Study Finds Many Lung Cancer Patients Do Not Know What Type They Have

March 19, 2021
Aislinn Antrim, Associate Editor

Language barriers can present a major obstacle to patient involvement in cancer care, although clinicians recommended several potential strategies to help patients who speak different languages.

The increasing complexity of cancer treatments can create barriers to understanding diagnoses and treatments, with a new study finding that more than 10% of patients with lung cancer do not know what type they have.

According to survey findings from the Global Lung Cancer Coalition (GLCC), which conducted the survey across 17 countries, nearly 1 in 5 patients surveyed did not feel involved in decisions about their treatment and care. A similar proportion felt that they had never or only sometimes been treated with dignity and respect by their treatment team. The findings illustrate that many patients do not feel empowered in their treatment, according to the study authors.

“I was shocked that some people didn’t know what type of lung cancer they had because, if they didn’t have that information, how could they understand their treatment options for making decisions about their care?” said Vanessa Beattie, of the GLCC, in the press release. “Receiving a diagnosis of lung cancer is devastating and it’s crucial that patients receive good quality information from the start, so they are empowered to make informed decisions about their treatment.”

Of 907 patients with lung cancer who responded to the survey carried out in January 2020, 63% were from Europe. Of those, 11% did not know which type of lung cancer they had, compared to 13% globally. Furthermore, 19% of European respondents did not feel involved in decisions about their treatment and care, and 11% felt they had “never” or “only sometimes” been treated with dignity and care by their treatment team.

Although cancer services may vary globally, Beattie said clinicians need to continue driving improvements in lung cancer care and engaging with patients to address their individual needs.

“There is still a stigma attached to lung cancer because of its links with smoking, but every patient should be treated with dignity and respect at all times and have a positive experience of care whenever they are treated, including opportunities to talk about their concerns,” Beattie said in the press release.

A second study highlighted the barriers that language differences and increasing treatment complexity can present for patients. An inability to communicate with their medical team may jeopardize not only their care but also recent progress in patient empowerment, according to the researchers.

Between November 2017 and December 2020, the study found that 242 referrals for interpreters speaking a total of 24 languages were arranged at a major hospital in Ireland.
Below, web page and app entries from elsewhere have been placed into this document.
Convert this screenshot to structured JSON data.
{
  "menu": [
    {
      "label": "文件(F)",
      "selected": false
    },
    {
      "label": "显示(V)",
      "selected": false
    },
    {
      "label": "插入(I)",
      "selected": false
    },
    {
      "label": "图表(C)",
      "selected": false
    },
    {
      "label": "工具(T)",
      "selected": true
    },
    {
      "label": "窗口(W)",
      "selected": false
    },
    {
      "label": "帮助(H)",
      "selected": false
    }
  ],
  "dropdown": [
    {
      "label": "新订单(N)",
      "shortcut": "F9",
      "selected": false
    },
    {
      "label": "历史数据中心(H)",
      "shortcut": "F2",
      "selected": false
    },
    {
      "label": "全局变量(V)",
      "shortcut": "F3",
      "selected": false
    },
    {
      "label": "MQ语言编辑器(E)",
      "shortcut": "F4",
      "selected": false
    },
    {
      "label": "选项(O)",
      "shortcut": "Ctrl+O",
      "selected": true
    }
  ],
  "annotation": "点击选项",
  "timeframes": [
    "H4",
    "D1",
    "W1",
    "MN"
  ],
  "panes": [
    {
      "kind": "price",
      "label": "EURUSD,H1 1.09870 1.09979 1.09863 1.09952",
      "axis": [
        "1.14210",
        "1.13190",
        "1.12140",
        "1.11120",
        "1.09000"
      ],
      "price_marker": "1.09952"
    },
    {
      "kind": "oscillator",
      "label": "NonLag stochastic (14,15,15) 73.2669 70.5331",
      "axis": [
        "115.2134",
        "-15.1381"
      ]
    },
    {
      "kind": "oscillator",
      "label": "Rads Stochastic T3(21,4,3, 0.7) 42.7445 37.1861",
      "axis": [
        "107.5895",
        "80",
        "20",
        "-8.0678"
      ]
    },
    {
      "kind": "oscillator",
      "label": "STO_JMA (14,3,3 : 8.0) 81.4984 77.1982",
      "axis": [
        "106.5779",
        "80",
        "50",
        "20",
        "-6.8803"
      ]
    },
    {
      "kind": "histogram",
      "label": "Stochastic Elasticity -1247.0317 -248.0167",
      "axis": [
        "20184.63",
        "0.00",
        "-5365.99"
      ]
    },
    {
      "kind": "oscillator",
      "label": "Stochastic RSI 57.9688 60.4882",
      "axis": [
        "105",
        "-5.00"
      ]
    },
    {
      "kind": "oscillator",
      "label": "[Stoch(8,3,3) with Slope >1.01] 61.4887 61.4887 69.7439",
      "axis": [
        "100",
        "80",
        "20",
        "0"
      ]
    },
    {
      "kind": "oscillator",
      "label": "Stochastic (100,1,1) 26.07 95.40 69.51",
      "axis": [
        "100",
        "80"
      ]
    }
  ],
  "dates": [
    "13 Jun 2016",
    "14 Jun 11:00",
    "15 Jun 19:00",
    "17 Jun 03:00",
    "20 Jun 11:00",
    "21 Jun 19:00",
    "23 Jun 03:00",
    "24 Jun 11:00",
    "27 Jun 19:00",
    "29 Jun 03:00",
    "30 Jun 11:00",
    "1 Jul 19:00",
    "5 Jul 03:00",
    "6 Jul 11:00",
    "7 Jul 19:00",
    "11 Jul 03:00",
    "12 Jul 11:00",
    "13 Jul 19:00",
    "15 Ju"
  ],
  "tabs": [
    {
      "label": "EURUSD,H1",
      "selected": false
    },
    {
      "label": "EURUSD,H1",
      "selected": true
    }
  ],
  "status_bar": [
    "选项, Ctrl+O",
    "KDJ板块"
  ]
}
The majority were for patients from Central and Eastern Europe and the number of interpreter requests ranged from 0 to 18 per patient. This significant number of referrals illustrates the fact that 1 in 6 people living in Ireland were born abroad and 75% of these speak their primary language at home, according to the study.

Lead investigator Tianna Martin, MD, pointed out how easily misunderstandings can occur in these situations and stressed the importance of asking patients their preferred language. Effective communication is especially important given recent treatment developments, Beattie said, which allow patients to receive treatments at home rather than in a hospital or clinic environment.

“It’s really heartbreaking to see a patient who appeared to understand their diagnosis and treatment become deeply distressed weeks or months later when they finally realize they have cancer,” Martin said in the press release.

She recommended flagging the records of patients with language needs so that clinicians can ensure appropriate translation services are in place. She also proposed that, given the growing complexity of treatments, specialized training should be given to interpreters at cancer clinics.

“It is important that interpreters can accurately explain the diagnosis and treatment options at all stages of the disease so that patients can make really informed decisions and, with the rise in virtual consultations as a result of COVID-19, we need to work out the best approach for overcoming language barriers in that setting, too,” Martin concluded.

REFERENCE

More than 1 in 10 patients with lung cancer do not know what type they have [news release]. EurekAlert; March 17, 2021. https://www.eurekalert.org/pub_releases/2021-03/esfm-mto031621.php. Accessed March 17, 2021.